v. Cytotoxcity testing:
The brine shrimp lethality test is a well-established preliminary test for toxicity, but also a screening tool for possible anticancer activity. The Institute of Traditional Medicine continue collaborating with National Institute for Cancer (NCI) to do further joint research on Phyllanthus engleri a promising anticancer source of englerins A and B. Englerin A shows 1,000-fold selectivity against six of eight renal cancer cell lines
vi. Anticonvulsant testing:
Both ethnomedical surveys and testing for anticonvulsant activity using the chemical-induced convulsions model with picrotoxin and pentylenetetrazol are well established at the institute. This is one of the areas which generated publications and further activities are ongoing in Mahenge District and at the Institute with the support of SIDA-SAREC.
vii. Anti-TB Natural Products research:
There have been three research projects on the Ethnobotanical studies and search for anti-TB compounds from Tanzanian medicinal plants. As an outcome to this, two anti-TB assays have been established at the institute which include whole cell inhibition assay (using Mtb marker organisms), and the enzyme assay which inhibits Mycothione reductase redox cycle. Furthermore, various analytical instruments which are important in the assays and other biochemical experiments were brought.
viii. Anti-ulcers research
This research area was established to give a preliminary proof of ethnomedical claims from the traditional healers on the use of herbal medicines in the treatment of peptic ulcers. Currently we use Ethanol/Hydrochloric acid to induce gastric ulcers in rats. Using this model, several plant species were tested for their protective effect and some were found to be gastro-protective. It is intended to develop other peptic ulcer models to facilitate understanding the mechanisms of antiulcer activity of plant extracts. Helicobacter pylori is implicated in peptic ulcer disease and therefore testing herbal extracts against this bacterium can provide an additional information regarding the use of medicinal plants in the treatment of peptic ulcers. The Department of Biological and Pre-Clinical Studies is now struggling to get this strain of bacterium so as to be used as a screening tool.
ix. Anti-diabetes research.
This area involves both identification of the medicinal plants traditionally used for treatment of diabetes and testing using animal models. The Oral glucose Tolerance Test (OGTT) is commonly used to screen medicinal plants with oral hypoglycaemic potential. A number of publications have been obtained through the research works in this area
x. Ethnobotanical studies
Ethnobotanical studies to exploit the rich indigenous medical knowledge within the different ethnic groups in Tanzania as the source of ethnomedical knowledge for drug development. Such ethnobotanical research has been carried out in North, Central and Southern Tanzania. Projects in this thematic area are being developed to investigate unique tribal groups; eg among the Watindiga and Sonjo in Manyara region.
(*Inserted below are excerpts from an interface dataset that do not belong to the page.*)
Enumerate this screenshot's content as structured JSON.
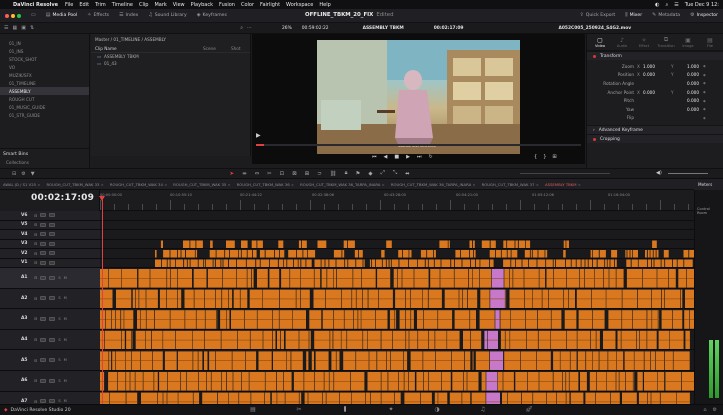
{
  "menubar": {
    "app": "DaVinci Resolve",
    "items": [
      "File",
      "Edit",
      "Trim",
      "Timeline",
      "Clip",
      "Mark",
      "View",
      "Playback",
      "Fusion",
      "Color",
      "Fairlight",
      "Workspace",
      "Help"
    ],
    "clock": "Tue Dec 9 12:"
  },
  "toolbar": {
    "media_pool": "Media Pool",
    "effects": "Effects",
    "index": "Index",
    "sound_library": "Sound Library",
    "keyframes": "Keyframes",
    "project_title": "OFFLINE_TBKM_20_FIX",
    "project_state": "Edited",
    "quick_export": "Quick Export",
    "mixer": "Mixer",
    "metadata": "Metadata",
    "inspector": "Inspector"
  },
  "subbar": {
    "zoom": "26%",
    "source_tc": "00:59:02:22",
    "timeline_name": "ASSEMBLY TBKM",
    "record_tc": "00:02:17:09",
    "clip_name": "A052C005_250924_S4G2.mov"
  },
  "bins": [
    "01_IN",
    "01_INS",
    "STOCK_SHOT",
    "VO",
    "MUZIK/SFX",
    "01_TIMELINE",
    "ASSEMBLY",
    "ROUGH CUT",
    "01_MUSIC_GUIDE",
    "01_STR_GUIDE"
  ],
  "bins_selected": 6,
  "smart_bins": {
    "title": "Smart Bins",
    "item": "Collections"
  },
  "pool": {
    "breadcrumb": "Master / 01_TIMELINE / ASSEMBLY",
    "col_name": "Clip Name",
    "col_sort": "Scene",
    "col_shot": "Shot",
    "rows": [
      "ASSEMBLY TBKM",
      "01_43"
    ]
  },
  "viewer": {
    "caption": "Subtitle text reference"
  },
  "inspector": {
    "tabs": [
      "Video",
      "Audio",
      "Effect",
      "Transition",
      "Image",
      "File"
    ],
    "section_transform": "Transform",
    "rows": [
      {
        "label": "Zoom",
        "x": "1.000",
        "y": "1.000"
      },
      {
        "label": "Position",
        "x": "0.000",
        "y": "0.000"
      },
      {
        "label": "Rotation Angle",
        "x": "",
        "y": "0.000"
      },
      {
        "label": "Anchor Point",
        "x": "0.000",
        "y": "0.000"
      },
      {
        "label": "Pitch",
        "x": "",
        "y": "0.000"
      },
      {
        "label": "Yaw",
        "x": "",
        "y": "0.000"
      },
      {
        "label": "Flip",
        "x": "",
        "y": ""
      }
    ],
    "section_keyframe": "Advanced Keyframe",
    "section_crop": "Cropping"
  },
  "timeline_tabs": [
    "AWAL JD / S1 V25",
    "ROUGH_CUT_TBKM_WAK 33",
    "ROUGH_CUT_TBKM_WAK 34",
    "ROUGH_CUT_TBKM_WAK 35",
    "ROUGH_CUT_TBKM_WAK 36",
    "ROUGH_CUT_TBKM_WAK 36_TARPA_INARA",
    "ROUGH_CUT_TBKM_WAK 36_TARPA_INARA",
    "ROUGH_CUT_TBKM_WAK 37",
    "ASSEMBLY TBKM"
  ],
  "timeline_tabs_active": 8,
  "timeline": {
    "timecode": "00:02:17:09",
    "ruler": [
      "00:00:00:00",
      "00:10:55:10",
      "00:21:44:22",
      "00:32:38:06",
      "00:43:28:00",
      "00:54:21:00",
      "01:05:12:06",
      "01:16:04:00"
    ],
    "video_tracks": [
      "V6",
      "V5",
      "V4",
      "V3",
      "V2",
      "V1"
    ],
    "audio_tracks": [
      "A1",
      "A2",
      "A3",
      "A4",
      "A5",
      "A6",
      "A7",
      "A8"
    ]
  },
  "meters_label": "Meters",
  "meters_sub": "Control Room",
  "dock": {
    "brand": "DaVinci Resolve Studio 20",
    "active_page": 2
  },
  "colors": {
    "clip_orange": "#d9781f",
    "clip_pink": "#c878c8",
    "playhead_red": "#e0403f",
    "accent": "#d63a3a"
  }
}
xi. Cultivation of medicinal and aromatic plants
Projects on cultivation of medicinal and aromatic plants at ITM farms for gene conservation and production of herbal products at the institute continue at Kongowe Kibaha district in Coast region (for hot-climate plants); and at Rua Maua in Moshi district in Kilimanjaro region; Olmotonyi and Arumeru farms in Arusha region and Lushoto farm in Tanga region. The later farms been used for cold-climate loving medicinal plants.
xii. Traditional health practitioners practices
The institute collects information from Traditional health practitioners (THP) and Traditional birth attendants (TBA) on how traditional healthcare practices delivered during provision of healthcare. Also, provides training and consultations to Traditional health practitioners on good practices of processing and packaging of traditional medicine and provision of healthcare to patients